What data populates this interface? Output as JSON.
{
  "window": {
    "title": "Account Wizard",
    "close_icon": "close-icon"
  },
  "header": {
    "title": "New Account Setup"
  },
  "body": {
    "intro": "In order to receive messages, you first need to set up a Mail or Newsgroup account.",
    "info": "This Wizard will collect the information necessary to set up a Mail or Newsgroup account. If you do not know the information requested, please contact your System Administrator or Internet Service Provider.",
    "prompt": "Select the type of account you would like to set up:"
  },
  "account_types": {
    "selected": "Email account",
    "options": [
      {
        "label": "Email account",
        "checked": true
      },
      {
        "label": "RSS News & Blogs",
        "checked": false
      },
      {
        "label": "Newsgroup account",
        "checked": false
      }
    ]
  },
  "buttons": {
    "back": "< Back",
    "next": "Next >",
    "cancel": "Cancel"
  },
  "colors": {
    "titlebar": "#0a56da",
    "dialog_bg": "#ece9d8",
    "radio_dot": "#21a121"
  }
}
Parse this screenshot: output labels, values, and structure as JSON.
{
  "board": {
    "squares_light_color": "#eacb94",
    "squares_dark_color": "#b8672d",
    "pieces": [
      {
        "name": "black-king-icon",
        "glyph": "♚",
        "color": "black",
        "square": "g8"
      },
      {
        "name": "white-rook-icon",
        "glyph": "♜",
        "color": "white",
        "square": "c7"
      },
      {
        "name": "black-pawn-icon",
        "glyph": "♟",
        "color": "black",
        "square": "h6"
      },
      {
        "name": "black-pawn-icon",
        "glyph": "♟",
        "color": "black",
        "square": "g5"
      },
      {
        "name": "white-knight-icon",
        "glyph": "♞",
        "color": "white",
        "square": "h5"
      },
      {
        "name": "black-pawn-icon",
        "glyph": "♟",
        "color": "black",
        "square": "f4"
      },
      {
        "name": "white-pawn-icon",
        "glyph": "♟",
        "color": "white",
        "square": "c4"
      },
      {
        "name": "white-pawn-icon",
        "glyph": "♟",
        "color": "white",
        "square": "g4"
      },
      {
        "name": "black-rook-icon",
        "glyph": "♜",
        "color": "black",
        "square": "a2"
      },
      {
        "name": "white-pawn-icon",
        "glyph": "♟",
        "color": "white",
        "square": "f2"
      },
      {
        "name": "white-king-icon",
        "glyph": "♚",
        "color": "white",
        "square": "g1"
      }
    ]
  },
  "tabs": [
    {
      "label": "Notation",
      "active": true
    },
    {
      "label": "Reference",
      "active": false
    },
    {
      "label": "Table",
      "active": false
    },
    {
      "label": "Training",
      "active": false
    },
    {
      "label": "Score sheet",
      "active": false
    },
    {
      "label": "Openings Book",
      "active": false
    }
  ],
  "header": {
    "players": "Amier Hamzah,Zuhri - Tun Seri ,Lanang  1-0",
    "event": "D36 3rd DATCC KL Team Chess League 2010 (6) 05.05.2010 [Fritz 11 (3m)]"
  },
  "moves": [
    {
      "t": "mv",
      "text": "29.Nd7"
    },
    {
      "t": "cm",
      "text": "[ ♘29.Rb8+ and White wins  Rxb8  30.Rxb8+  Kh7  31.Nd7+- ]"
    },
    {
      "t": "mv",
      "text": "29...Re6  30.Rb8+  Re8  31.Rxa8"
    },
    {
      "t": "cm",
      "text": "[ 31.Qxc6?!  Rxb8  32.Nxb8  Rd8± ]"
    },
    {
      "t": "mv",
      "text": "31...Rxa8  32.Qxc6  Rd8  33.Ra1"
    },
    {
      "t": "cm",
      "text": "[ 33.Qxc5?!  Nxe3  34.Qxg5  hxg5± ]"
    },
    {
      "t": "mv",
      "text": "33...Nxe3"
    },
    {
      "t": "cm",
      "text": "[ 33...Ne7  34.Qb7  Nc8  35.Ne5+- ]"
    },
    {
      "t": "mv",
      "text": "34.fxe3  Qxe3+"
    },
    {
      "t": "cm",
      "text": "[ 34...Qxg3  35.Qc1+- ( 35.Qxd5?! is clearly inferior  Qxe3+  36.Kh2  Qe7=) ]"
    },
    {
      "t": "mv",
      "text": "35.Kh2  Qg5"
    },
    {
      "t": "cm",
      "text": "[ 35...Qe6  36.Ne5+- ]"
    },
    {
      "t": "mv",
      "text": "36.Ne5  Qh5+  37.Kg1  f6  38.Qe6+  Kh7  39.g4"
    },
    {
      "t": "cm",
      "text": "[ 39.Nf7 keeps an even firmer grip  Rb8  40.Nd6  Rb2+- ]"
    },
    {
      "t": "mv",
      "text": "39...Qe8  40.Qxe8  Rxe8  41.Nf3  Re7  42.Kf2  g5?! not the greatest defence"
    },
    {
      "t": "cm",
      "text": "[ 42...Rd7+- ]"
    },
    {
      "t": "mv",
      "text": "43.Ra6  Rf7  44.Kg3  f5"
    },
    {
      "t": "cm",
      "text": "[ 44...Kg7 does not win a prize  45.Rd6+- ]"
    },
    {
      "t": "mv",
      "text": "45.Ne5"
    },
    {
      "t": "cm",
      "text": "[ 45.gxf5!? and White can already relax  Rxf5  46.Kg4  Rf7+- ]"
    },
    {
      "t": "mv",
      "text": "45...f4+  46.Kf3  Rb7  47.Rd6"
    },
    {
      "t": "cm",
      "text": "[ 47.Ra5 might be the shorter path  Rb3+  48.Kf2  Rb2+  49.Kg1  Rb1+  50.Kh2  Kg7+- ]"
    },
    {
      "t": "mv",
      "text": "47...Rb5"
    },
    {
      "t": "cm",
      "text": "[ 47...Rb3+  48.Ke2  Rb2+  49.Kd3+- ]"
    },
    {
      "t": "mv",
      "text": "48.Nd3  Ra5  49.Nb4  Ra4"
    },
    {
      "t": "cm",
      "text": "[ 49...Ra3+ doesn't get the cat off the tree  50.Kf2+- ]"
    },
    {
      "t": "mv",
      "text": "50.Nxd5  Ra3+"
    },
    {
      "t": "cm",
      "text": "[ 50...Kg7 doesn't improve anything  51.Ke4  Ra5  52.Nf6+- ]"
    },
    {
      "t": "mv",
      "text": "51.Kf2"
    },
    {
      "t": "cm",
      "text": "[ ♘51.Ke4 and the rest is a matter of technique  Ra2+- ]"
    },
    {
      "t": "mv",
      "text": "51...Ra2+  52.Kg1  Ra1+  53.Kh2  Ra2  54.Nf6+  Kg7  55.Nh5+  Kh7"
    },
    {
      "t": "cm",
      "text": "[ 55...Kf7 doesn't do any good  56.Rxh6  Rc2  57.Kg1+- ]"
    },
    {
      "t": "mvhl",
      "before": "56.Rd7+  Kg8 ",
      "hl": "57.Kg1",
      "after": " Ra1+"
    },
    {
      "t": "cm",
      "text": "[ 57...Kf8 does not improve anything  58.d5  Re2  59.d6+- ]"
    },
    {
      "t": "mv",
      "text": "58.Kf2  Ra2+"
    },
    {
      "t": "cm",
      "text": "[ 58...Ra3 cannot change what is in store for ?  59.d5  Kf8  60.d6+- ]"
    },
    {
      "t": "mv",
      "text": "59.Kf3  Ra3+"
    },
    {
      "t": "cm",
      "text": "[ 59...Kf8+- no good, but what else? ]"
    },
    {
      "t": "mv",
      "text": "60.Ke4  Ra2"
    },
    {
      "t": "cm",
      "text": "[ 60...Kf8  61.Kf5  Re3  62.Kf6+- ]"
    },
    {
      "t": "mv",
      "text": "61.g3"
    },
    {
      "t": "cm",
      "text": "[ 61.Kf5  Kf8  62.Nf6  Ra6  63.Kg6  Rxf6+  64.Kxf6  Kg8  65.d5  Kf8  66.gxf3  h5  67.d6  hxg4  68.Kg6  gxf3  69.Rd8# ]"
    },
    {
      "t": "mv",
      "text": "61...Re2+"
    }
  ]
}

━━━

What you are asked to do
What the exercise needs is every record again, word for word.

Answer space
What data populates this interface? Output as JSON.
{
  "window": {
    "title": "Account Wizard",
    "close_icon": "close-icon"
  },
  "header": {
    "title": "New Account Setup"
  },
  "body": {
    "intro": "In order to receive messages, you first need to set up a Mail or Newsgroup account.",
    "info": "This Wizard will collect the information necessary to set up a Mail or Newsgroup account. If you do not know the information requested, please contact your System Administrator or Internet Service Provider.",
    "prompt": "Select the type of account you would like to set up:"
  },
  "account_types": {
    "selected": "Email account",
    "options": [
      {
        "label": "Email account",
        "checked": true
      },
      {
        "label": "RSS News & Blogs",
        "checked": false
      },
      {
        "label": "Newsgroup account",
        "checked": false
      }
    ]
  },
  "buttons": {
    "back": "< Back",
    "next": "Next >",
    "cancel": "Cancel"
  },
  "colors": {
    "titlebar": "#0a56da",
    "dialog_bg": "#ece9d8",
    "radio_dot": "#21a121"
  }
}
Parse this screenshot: output labels, values, and structure as JSON.
{
  "board": {
    "squares_light_color": "#eacb94",
    "squares_dark_color": "#b8672d",
    "pieces": [
      {
        "name": "black-king-icon",
        "glyph": "♚",
        "color": "black",
        "square": "g8"
      },
      {
        "name": "white-rook-icon",
        "glyph": "♜",
        "color": "white",
        "square": "c7"
      },
      {
        "name": "black-pawn-icon",
        "glyph": "♟",
        "color": "black",
        "square": "h6"
      },
      {
        "name": "black-pawn-icon",
        "glyph": "♟",
        "color": "black",
        "square": "g5"
      },
      {
        "name": "white-knight-icon",
        "glyph": "♞",
        "color": "white",
        "square": "h5"
      },
      {
        "name": "black-pawn-icon",
        "glyph": "♟",
        "color": "black",
        "square": "f4"
      },
      {
        "name": "white-pawn-icon",
        "glyph": "♟",
        "color": "white",
        "square": "c4"
      },
      {
        "name": "white-pawn-icon",
        "glyph": "♟",
        "color": "white",
        "square": "g4"
      },
      {
        "name": "black-rook-icon",
        "glyph": "♜",
        "color": "black",
        "square": "a2"
      },
      {
        "name": "white-pawn-icon",
        "glyph": "♟",
        "color": "white",
        "square": "f2"
      },
      {
        "name": "white-king-icon",
        "glyph": "♚",
        "color": "white",
        "square": "g1"
      }
    ]
  },
  "tabs": [
    {
      "label": "Notation",
      "active": true
    },
    {
      "label": "Reference",
      "active": false
    },
    {
      "label": "Table",
      "active": false
    },
    {
      "label": "Training",
      "active": false
    },
    {
      "label": "Score sheet",
      "active": false
    },
    {
      "label": "Openings Book",
      "active": false
    }
  ],
  "header": {
    "players": "Amier Hamzah,Zuhri - Tun Seri ,Lanang  1-0",
    "event": "D36 3rd DATCC KL Team Chess League 2010 (6) 05.05.2010 [Fritz 11 (3m)]"
  },
  "moves": [
    {
      "t": "mv",
      "text": "29.Nd7"
    },
    {
      "t": "cm",
      "text": "[ ♘29.Rb8+ and White wins  Rxb8  30.Rxb8+  Kh7  31.Nd7+- ]"
    },
    {
      "t": "mv",
      "text": "29...Re6  30.Rb8+  Re8  31.Rxa8"
    },
    {
      "t": "cm",
      "text": "[ 31.Qxc6?!  Rxb8  32.Nxb8  Rd8± ]"
    },
    {
      "t": "mv",
      "text": "31...Rxa8  32.Qxc6  Rd8  33.Ra1"
    },
    {
      "t": "cm",
      "text": "[ 33.Qxc5?!  Nxe3  34.Qxg5  hxg5± ]"
    },
    {
      "t": "mv",
      "text": "33...Nxe3"
    },
    {
      "t": "cm",
      "text": "[ 33...Ne7  34.Qb7  Nc8  35.Ne5+- ]"
    },
    {
      "t": "mv",
      "text": "34.fxe3  Qxe3+"
    },
    {
      "t": "cm",
      "text": "[ 34...Qxg3  35.Qc1+- ( 35.Qxd5?! is clearly inferior  Qxe3+  36.Kh2  Qe7=) ]"
    },
    {
      "t": "mv",
      "text": "35.Kh2  Qg5"
    },
    {
      "t": "cm",
      "text": "[ 35...Qe6  36.Ne5+- ]"
    },
    {
      "t": "mv",
      "text": "36.Ne5  Qh5+  37.Kg1  f6  38.Qe6+  Kh7  39.g4"
    },
    {
      "t": "cm",
      "text": "[ 39.Nf7 keeps an even firmer grip  Rb8  40.Nd6  Rb2+- ]"
    },
    {
      "t": "mv",
      "text": "39...Qe8  40.Qxe8  Rxe8  41.Nf3  Re7  42.Kf2  g5?! not the greatest defence"
    },
    {
      "t": "cm",
      "text": "[ 42...Rd7+- ]"
    },
    {
      "t": "mv",
      "text": "43.Ra6  Rf7  44.Kg3  f5"
    },
    {
      "t": "cm",
      "text": "[ 44...Kg7 does not win a prize  45.Rd6+- ]"
    },
    {
      "t": "mv",
      "text": "45.Ne5"
    },
    {
      "t": "cm",
      "text": "[ 45.gxf5!? and White can already relax  Rxf5  46.Kg4  Rf7+- ]"
    },
    {
      "t": "mv",
      "text": "45...f4+  46.Kf3  Rb7  47.Rd6"
    },
    {
      "t": "cm",
      "text": "[ 47.Ra5 might be the shorter path  Rb3+  48.Kf2  Rb2+  49.Kg1  Rb1+  50.Kh2  Kg7+- ]"
    },
    {
      "t": "mv",
      "text": "47...Rb5"
    },
    {
      "t": "cm",
      "text": "[ 47...Rb3+  48.Ke2  Rb2+  49.Kd3+- ]"
    },
    {
      "t": "mv",
      "text": "48.Nd3  Ra5  49.Nb4  Ra4"
    },
    {
      "t": "cm",
      "text": "[ 49...Ra3+ doesn't get the cat off the tree  50.Kf2+- ]"
    },
    {
      "t": "mv",
      "text": "50.Nxd5  Ra3+"
    },
    {
      "t": "cm",
      "text": "[ 50...Kg7 doesn't improve anything  51.Ke4  Ra5  52.Nf6+- ]"
    },
    {
      "t": "mv",
      "text": "51.Kf2"
    },
    {
      "t": "cm",
      "text": "[ ♘51.Ke4 and the rest is a matter of technique  Ra2+- ]"
    },
    {
      "t": "mv",
      "text": "51...Ra2+  52.Kg1  Ra1+  53.Kh2  Ra2  54.Nf6+  Kg7  55.Nh5+  Kh7"
    },
    {
      "t": "cm",
      "text": "[ 55...Kf7 doesn't do any good  56.Rxh6  Rc2  57.Kg1+- ]"
    },
    {
      "t": "mvhl",
      "before": "56.Rd7+  Kg8 ",
      "hl": "57.Kg1",
      "after": " Ra1+"
    },
    {
      "t": "cm",
      "text": "[ 57...Kf8 does not improve anything  58.d5  Re2  59.d6+- ]"
    },
    {
      "t": "mv",
      "text": "58.Kf2  Ra2+"
    },
    {
      "t": "cm",
      "text": "[ 58...Ra3 cannot change what is in store for ?  59.d5  Kf8  60.d6+- ]"
    },
    {
      "t": "mv",
      "text": "59.Kf3  Ra3+"
    },
    {
      "t": "cm",
      "text": "[ 59...Kf8+- no good, but what else? ]"
    },
    {
      "t": "mv",
      "text": "60.Ke4  Ra2"
    },
    {
      "t": "cm",
      "text": "[ 60...Kf8  61.Kf5  Re3  62.Kf6+- ]"
    },
    {
      "t": "mv",
      "text": "61.g3"
    },
    {
      "t": "cm",
      "text": "[ 61.Kf5  Kf8  62.Nf6  Ra6  63.Kg6  Rxf6+  64.Kxf6  Kg8  65.d5  Kf8  66.gxf3  h5  67.d6  hxg4  68.Kg6  gxf3  69.Rd8# ]"
    },
    {
      "t": "mv",
      "text": "61...Re2+"
    }
  ]
}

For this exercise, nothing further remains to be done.